[Data records for software interfaces]:
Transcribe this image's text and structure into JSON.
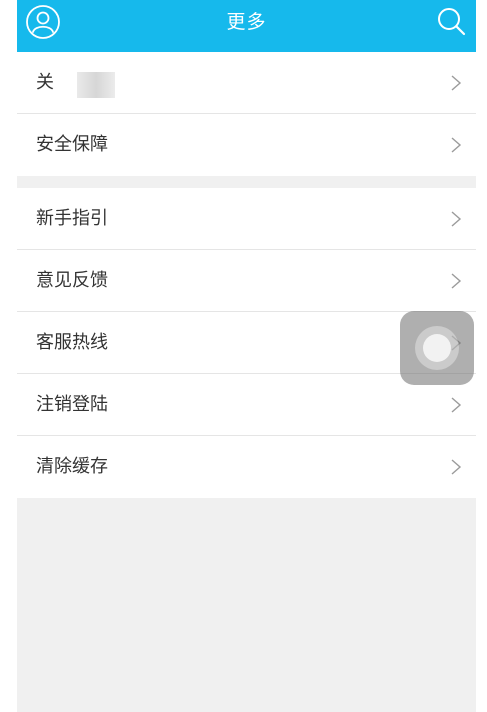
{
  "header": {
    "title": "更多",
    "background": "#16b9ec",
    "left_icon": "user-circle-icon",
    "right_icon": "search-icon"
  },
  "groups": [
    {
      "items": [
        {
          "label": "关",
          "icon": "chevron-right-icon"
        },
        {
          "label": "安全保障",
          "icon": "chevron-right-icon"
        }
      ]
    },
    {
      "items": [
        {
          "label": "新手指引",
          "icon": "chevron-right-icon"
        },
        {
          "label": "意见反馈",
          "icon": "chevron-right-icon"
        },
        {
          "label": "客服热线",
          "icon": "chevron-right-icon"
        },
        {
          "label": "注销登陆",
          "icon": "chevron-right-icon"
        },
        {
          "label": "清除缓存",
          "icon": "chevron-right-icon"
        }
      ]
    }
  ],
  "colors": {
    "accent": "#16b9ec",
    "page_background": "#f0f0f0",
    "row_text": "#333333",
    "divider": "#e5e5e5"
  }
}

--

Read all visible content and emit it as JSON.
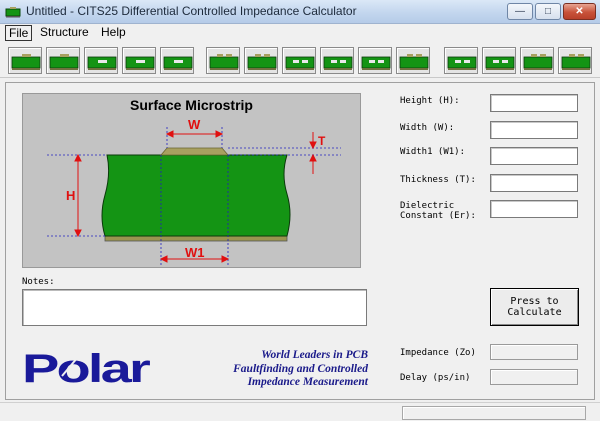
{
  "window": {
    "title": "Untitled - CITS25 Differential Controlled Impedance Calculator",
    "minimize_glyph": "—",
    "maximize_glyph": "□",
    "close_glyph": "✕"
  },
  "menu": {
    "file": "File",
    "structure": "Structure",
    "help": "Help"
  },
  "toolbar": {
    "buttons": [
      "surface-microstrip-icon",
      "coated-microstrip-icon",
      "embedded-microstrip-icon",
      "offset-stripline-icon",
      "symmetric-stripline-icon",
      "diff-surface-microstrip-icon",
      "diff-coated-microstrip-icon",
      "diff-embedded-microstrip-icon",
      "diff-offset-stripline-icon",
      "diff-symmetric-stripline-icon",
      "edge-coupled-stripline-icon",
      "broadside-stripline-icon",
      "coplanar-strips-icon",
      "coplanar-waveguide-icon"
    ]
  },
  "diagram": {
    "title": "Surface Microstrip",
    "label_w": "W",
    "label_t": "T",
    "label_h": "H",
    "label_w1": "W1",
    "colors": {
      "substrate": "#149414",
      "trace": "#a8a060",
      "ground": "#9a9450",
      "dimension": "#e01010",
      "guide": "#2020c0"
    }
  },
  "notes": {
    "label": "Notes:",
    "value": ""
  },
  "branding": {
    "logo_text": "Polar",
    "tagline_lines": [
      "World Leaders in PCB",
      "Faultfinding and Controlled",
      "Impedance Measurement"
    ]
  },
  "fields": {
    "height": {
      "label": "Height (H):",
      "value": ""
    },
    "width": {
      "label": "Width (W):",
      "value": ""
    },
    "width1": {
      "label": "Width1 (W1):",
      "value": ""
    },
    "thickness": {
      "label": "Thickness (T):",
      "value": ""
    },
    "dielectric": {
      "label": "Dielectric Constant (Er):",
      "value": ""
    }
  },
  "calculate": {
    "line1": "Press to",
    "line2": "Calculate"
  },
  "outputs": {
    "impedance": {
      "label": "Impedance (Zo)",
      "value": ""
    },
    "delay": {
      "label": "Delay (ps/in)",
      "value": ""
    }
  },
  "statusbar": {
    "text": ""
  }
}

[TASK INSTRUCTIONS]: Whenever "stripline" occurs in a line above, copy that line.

[OUTPUT BELOW]:
      "offset-stripline-icon",
      "symmetric-stripline-icon",
      "diff-offset-stripline-icon",
      "diff-symmetric-stripline-icon",
      "edge-coupled-stripline-icon",
      "broadside-stripline-icon",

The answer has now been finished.